Free Speech ≠ Conversion Therapy
A Floridian court is claiming that conversion therapy is protected under free speech.
February 19, 2021
In 2017, Palm Beach County and the city of Boca Raton banned medical providers from administering conversion therapy to minors. The decision was an important step forward in protecting the rights of local LGBTQ+ members, especially considering Florida has no state-level bans on the practice. However, these rights are now in jeopardy.
On Nov. 20, 2020, the U.S. Court of Appeals for the Eleventh Circuit ruled that the ordinances “violate the First Amendment because they are content-based regulations of speech that cannot survive strict scrutiny.” The ruling was in response to a suit brought forward by two Palm Beach County-based family therapists, Robert Otto and Julie Hamilton. While Palm Beach County plans to appeal the rulings, the effects of the Eleventh Circuit’s response, and the reasons why conversion therapy should be banned, merits further exploration.
First, a definition: Conversion therapy, as a concept, broadly covers numerous psuedoscientific practices designed to change sexual orientation and/or gender identification. Methods include electric shock therapy, chemical castration and even lobotomies. Not all conversion therapy practices include physical treatment, but all variations are psychologically damaging, according to the Human Rights Campaign.
There is no actual evidence to prove that conversion therapy is effective, but studies do show the negative effects of trying to change one’s sexual orientation. LGBTQ+ patients that undergo conversion therapy suffer increased levels of anxiety, depression, suicidal intentions and overall psychological distress.
Conversion therapy is condemned by most major psychiatric and psychological associations, including the American Psychological Association, the American Psychiatric Association and the American Association for Marriage and Family Therapy. International Rehabilitation Council for Torture Victims even considers it a form of torture.
Even if one were to ignore the counterintuitive nature of inflicting mental damage to patients in a misguided attempt to ‘cure’ them of their sexuality, conversion therapy also has no legal basis to protect it from bans.
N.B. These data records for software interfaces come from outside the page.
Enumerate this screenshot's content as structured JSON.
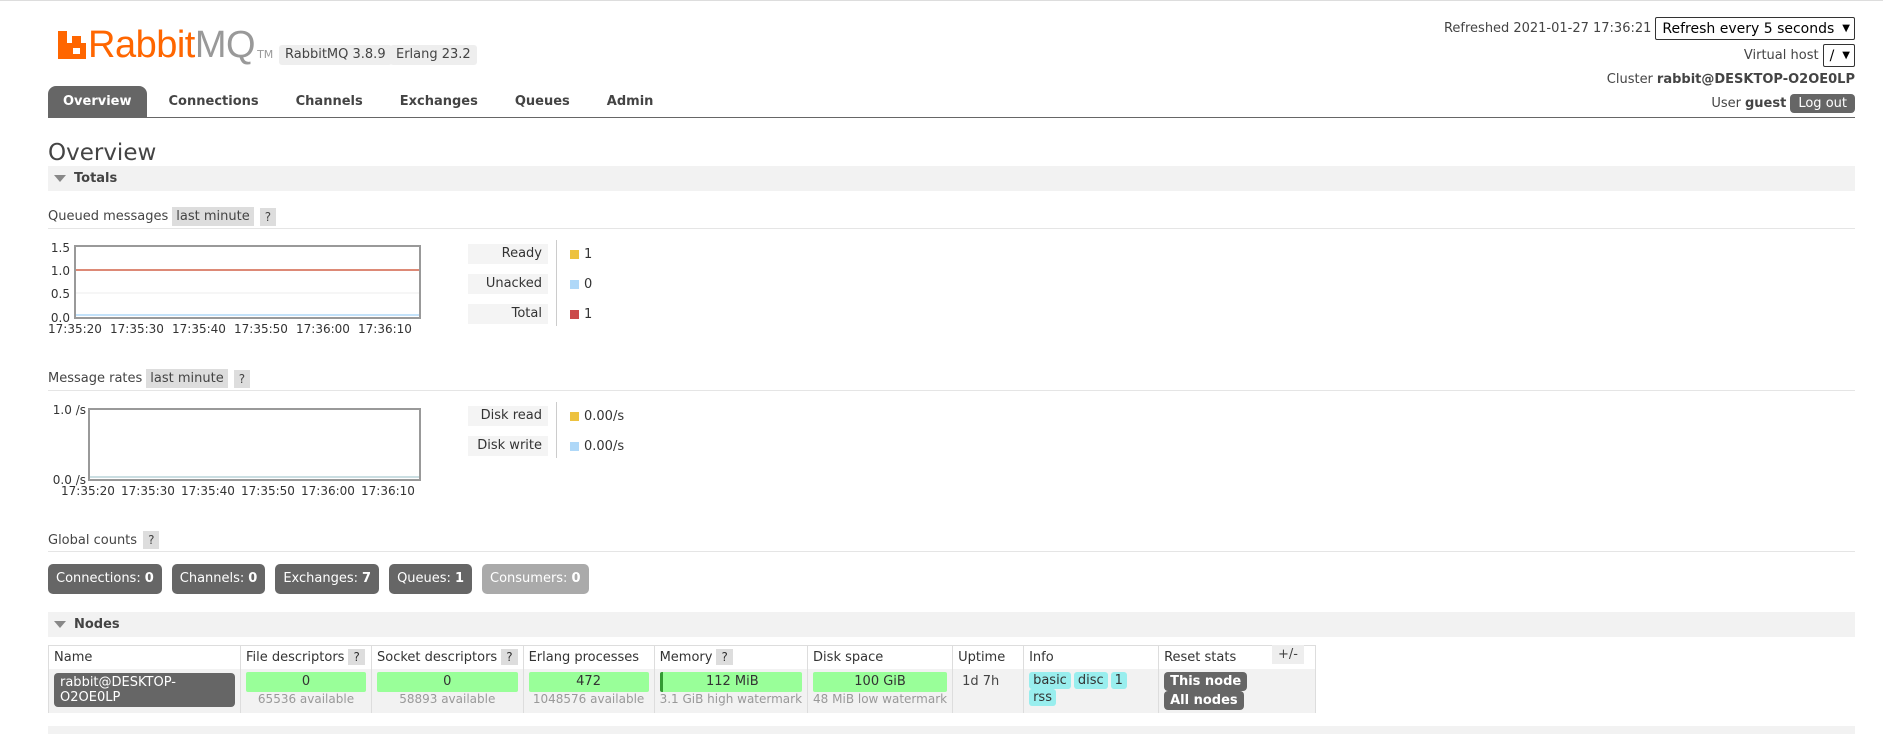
{
  "brand": {
    "rabbit": "Rabbit",
    "mq": "MQ",
    "tm": "TM"
  },
  "versions": {
    "rabbitmq": "RabbitMQ 3.8.9",
    "erlang": "Erlang 23.2"
  },
  "header": {
    "refreshed_label": "Refreshed",
    "refreshed_time": "2021-01-27 17:36:21",
    "refresh_option": "Refresh every 5 seconds",
    "vhost_label": "Virtual host",
    "vhost_value": "/",
    "cluster_label": "Cluster",
    "cluster_name": "rabbit@DESKTOP-O2OE0LP",
    "user_label": "User",
    "user_name": "guest",
    "logout": "Log out"
  },
  "tabs": [
    "Overview",
    "Connections",
    "Channels",
    "Exchanges",
    "Queues",
    "Admin"
  ],
  "page_title": "Overview",
  "totals": {
    "title": "Totals",
    "queued": {
      "label": "Queued messages",
      "range": "last minute",
      "help": "?",
      "y_ticks": [
        "1.5",
        "1.0",
        "0.5",
        "0.0"
      ],
      "x_ticks": [
        "17:35:20",
        "17:35:30",
        "17:35:40",
        "17:35:50",
        "17:36:00",
        "17:36:10"
      ],
      "legend": [
        {
          "label": "Ready",
          "value": "1",
          "color": "#edc240"
        },
        {
          "label": "Unacked",
          "value": "0",
          "color": "#afd8f8"
        },
        {
          "label": "Total",
          "value": "1",
          "color": "#cb4b4b"
        }
      ]
    },
    "rates": {
      "label": "Message rates",
      "range": "last minute",
      "help": "?",
      "y_ticks": [
        "1.0 /s",
        "0.0 /s"
      ],
      "x_ticks": [
        "17:35:20",
        "17:35:30",
        "17:35:40",
        "17:35:50",
        "17:36:00",
        "17:36:10"
      ],
      "legend": [
        {
          "label": "Disk read",
          "value": "0.00/s",
          "color": "#edc240"
        },
        {
          "label": "Disk write",
          "value": "0.00/s",
          "color": "#afd8f8"
        }
      ]
    }
  },
  "global_counts": {
    "label": "Global counts",
    "help": "?",
    "items": [
      {
        "label": "Connections:",
        "value": "0"
      },
      {
        "label": "Channels:",
        "value": "0"
      },
      {
        "label": "Exchanges:",
        "value": "7"
      },
      {
        "label": "Queues:",
        "value": "1"
      },
      {
        "label": "Consumers:",
        "value": "0"
      }
    ]
  },
  "nodes": {
    "title": "Nodes",
    "toggle": "+/-",
    "columns": [
      "Name",
      "File descriptors",
      "Socket descriptors",
      "Erlang processes",
      "Memory",
      "Disk space",
      "Uptime",
      "Info",
      "Reset stats"
    ],
    "help": "?",
    "row": {
      "name": "rabbit@DESKTOP-O2OE0LP",
      "fd": "0",
      "fd_sub": "65536 available",
      "sd": "0",
      "sd_sub": "58893 available",
      "ep": "472",
      "ep_sub": "1048576 available",
      "mem": "112 MiB",
      "mem_sub": "3.1 GiB high watermark",
      "disk": "100 GiB",
      "disk_sub": "48 MiB low watermark",
      "uptime": "1d 7h",
      "info": [
        "basic",
        "disc",
        "1",
        "rss"
      ],
      "reset": [
        "This node",
        "All nodes"
      ]
    }
  }
}
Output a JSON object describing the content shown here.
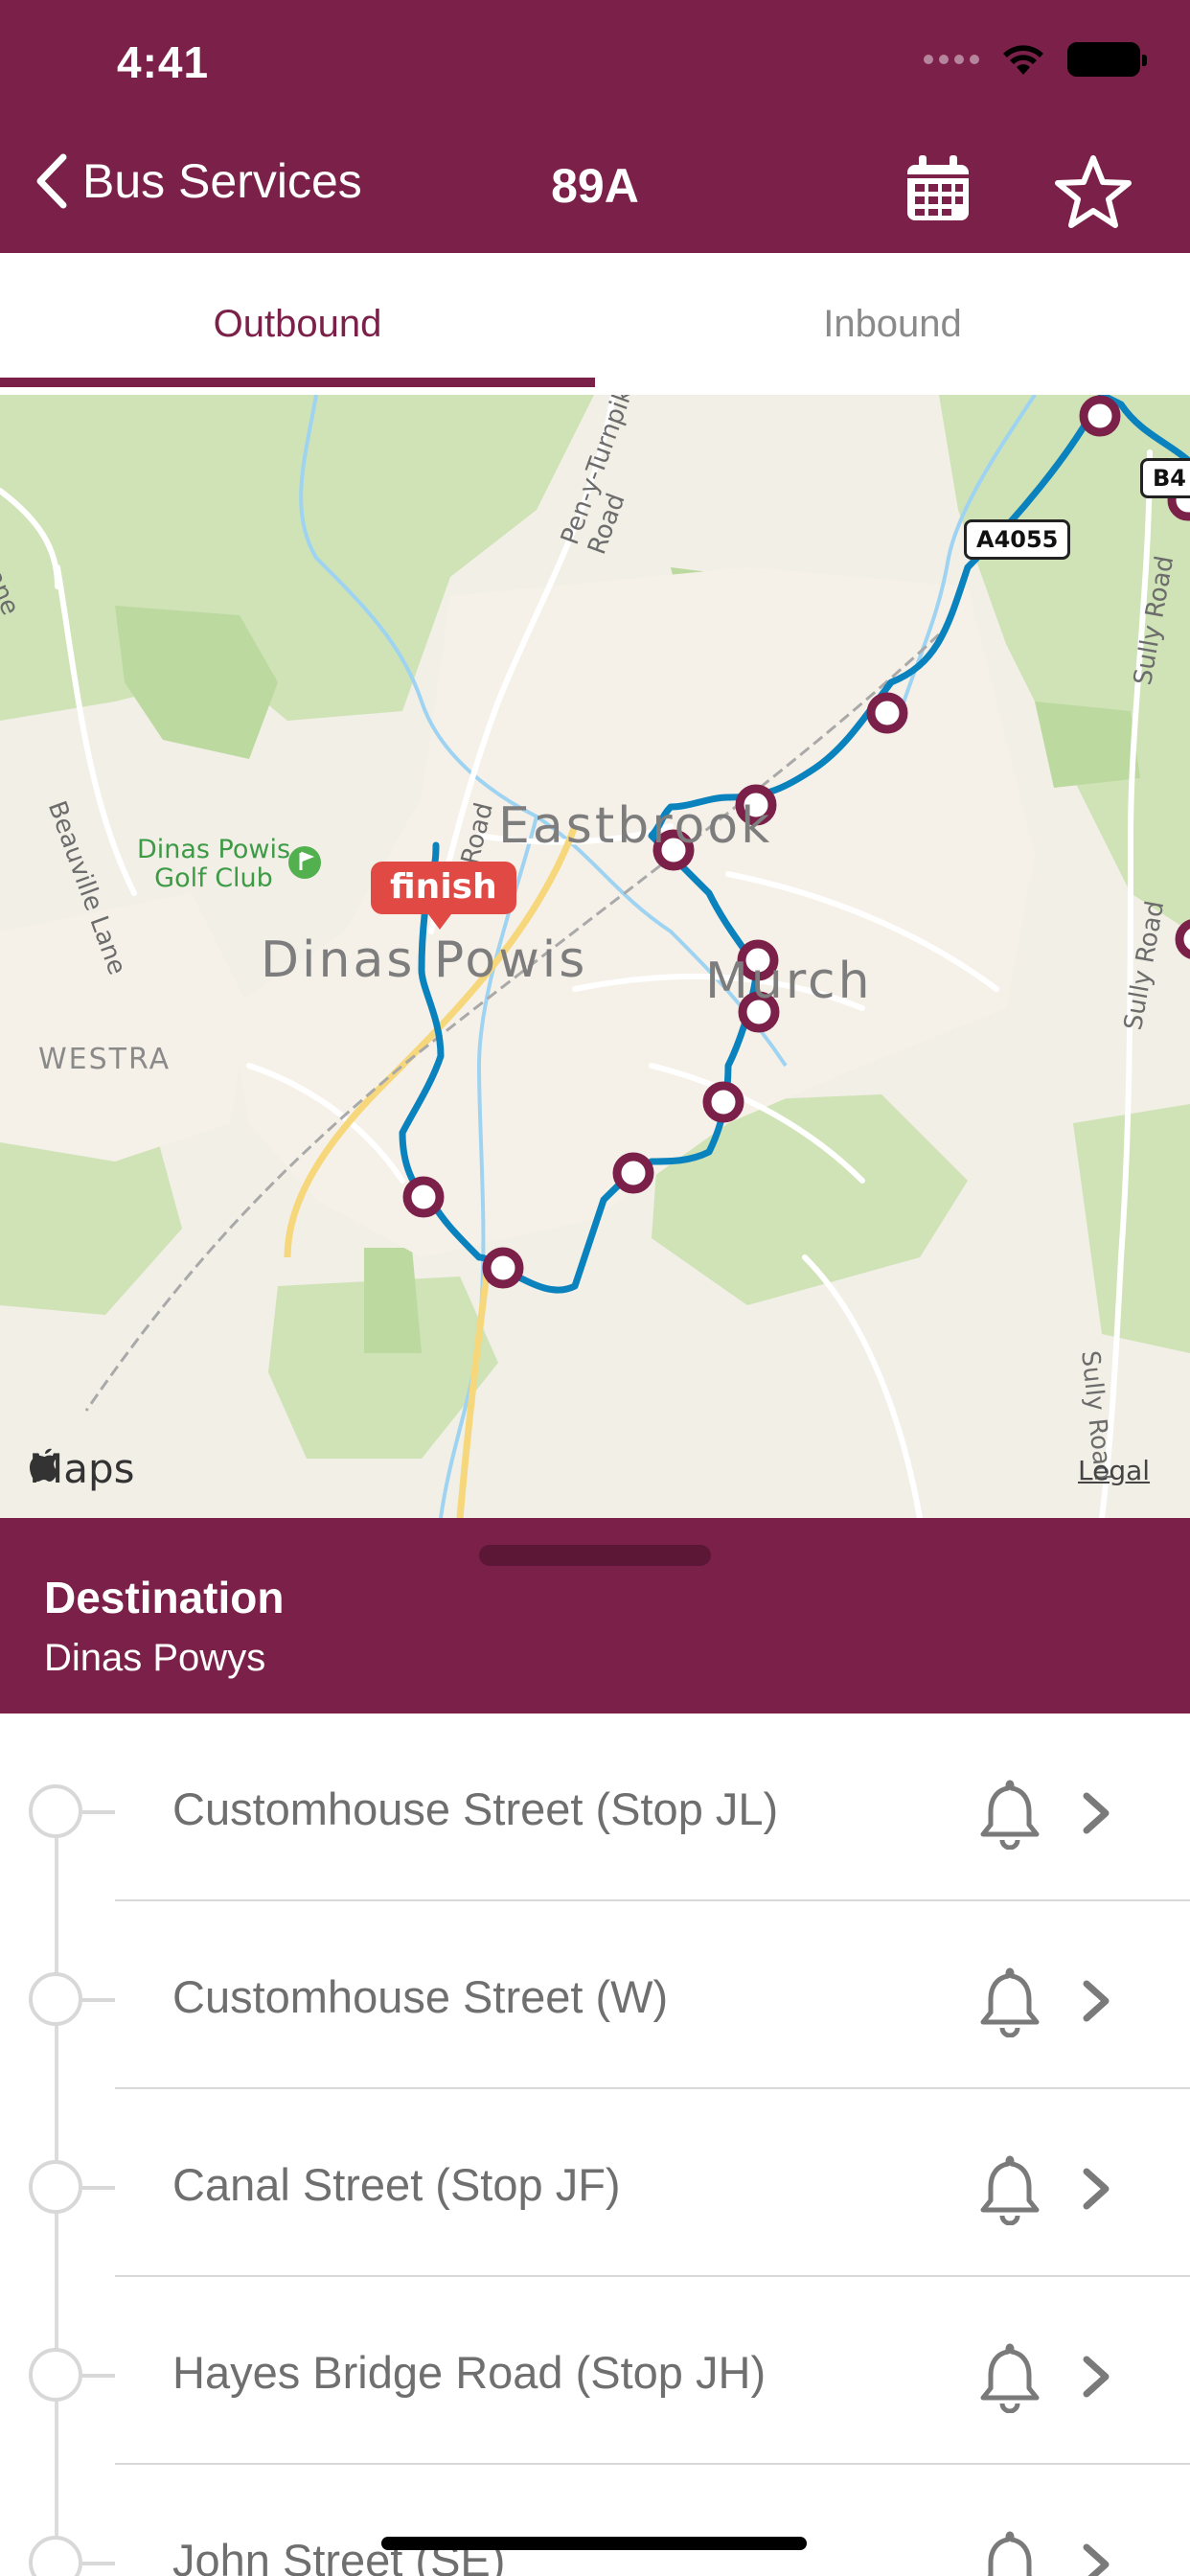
{
  "status_bar": {
    "time": "4:41"
  },
  "nav": {
    "back_label": "Bus Services",
    "title": "89A"
  },
  "tabs": [
    {
      "label": "Outbound",
      "active": true
    },
    {
      "label": "Inbound",
      "active": false
    }
  ],
  "map": {
    "town_labels": [
      "Eastbrook",
      "Dinas Powis",
      "Murch",
      "WESTRA"
    ],
    "road_labels": [
      "Beauville Lane",
      "Pen-y-Turnpike Road",
      "Sully Road",
      "Sully Road",
      "Sully Road",
      "Road",
      "ane"
    ],
    "road_shields": [
      "A4055",
      "B4"
    ],
    "golf_label": "Dinas Powis Golf Club",
    "finish_label": "finish",
    "maps_logo": "Maps",
    "legal_link": "Legal",
    "colors": {
      "route": "#0a82be",
      "stop_marker": "#7b2149",
      "finish": "#e14a44"
    }
  },
  "destination": {
    "heading": "Destination",
    "name": "Dinas Powys"
  },
  "stops": [
    {
      "name": "Customhouse Street (Stop JL)"
    },
    {
      "name": "Customhouse Street (W)"
    },
    {
      "name": "Canal Street (Stop JF)"
    },
    {
      "name": "Hayes Bridge Road (Stop JH)"
    },
    {
      "name": "John Street (SE)"
    }
  ],
  "theme": {
    "brand": "#7b2149"
  }
}
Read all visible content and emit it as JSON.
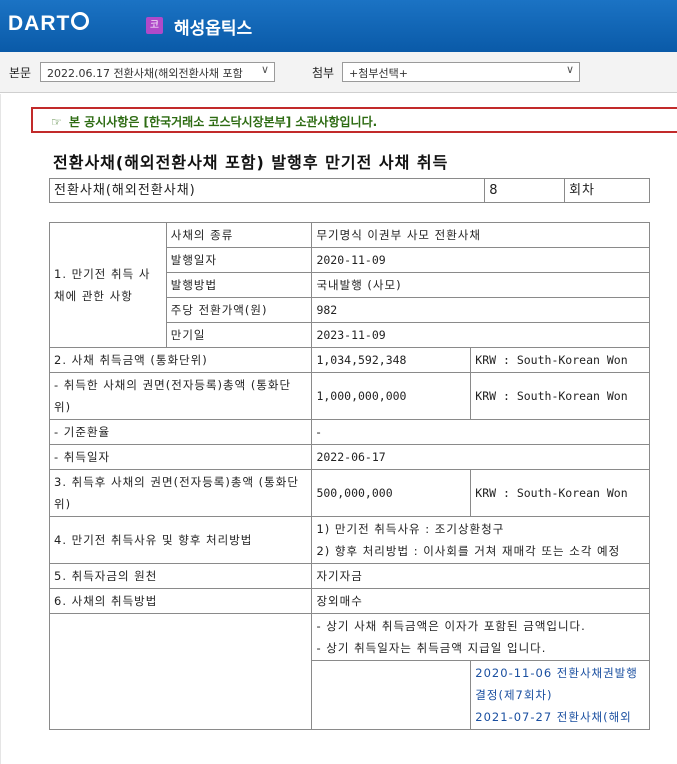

Conversion therapy bans have been challenged three times in the Supreme Court, and the bans were upheld each time.
There have always been laws restricting patient-therapist interaction and ones that restrict what a medical practitioner can say or do in regards to a patient. These laws exist to protect the patient. They are at their most mentally vulnerable during therapy, and some do not even attend willingly; rather, they attend at the behest of the court or even family and friends. To target them, then, not based on what would benefit their mental health, but the therapist’s own personal religious and political beliefs is immoral and manipulative.
LGBTQ+ members are happiest when they are able to comfortably live and identify with their true sexuality and gender identity. Laws need to protect LGBTQ+ patients in therapy from predatory practices that seek to destroy said happiness based on the therapist’s own personal agenda.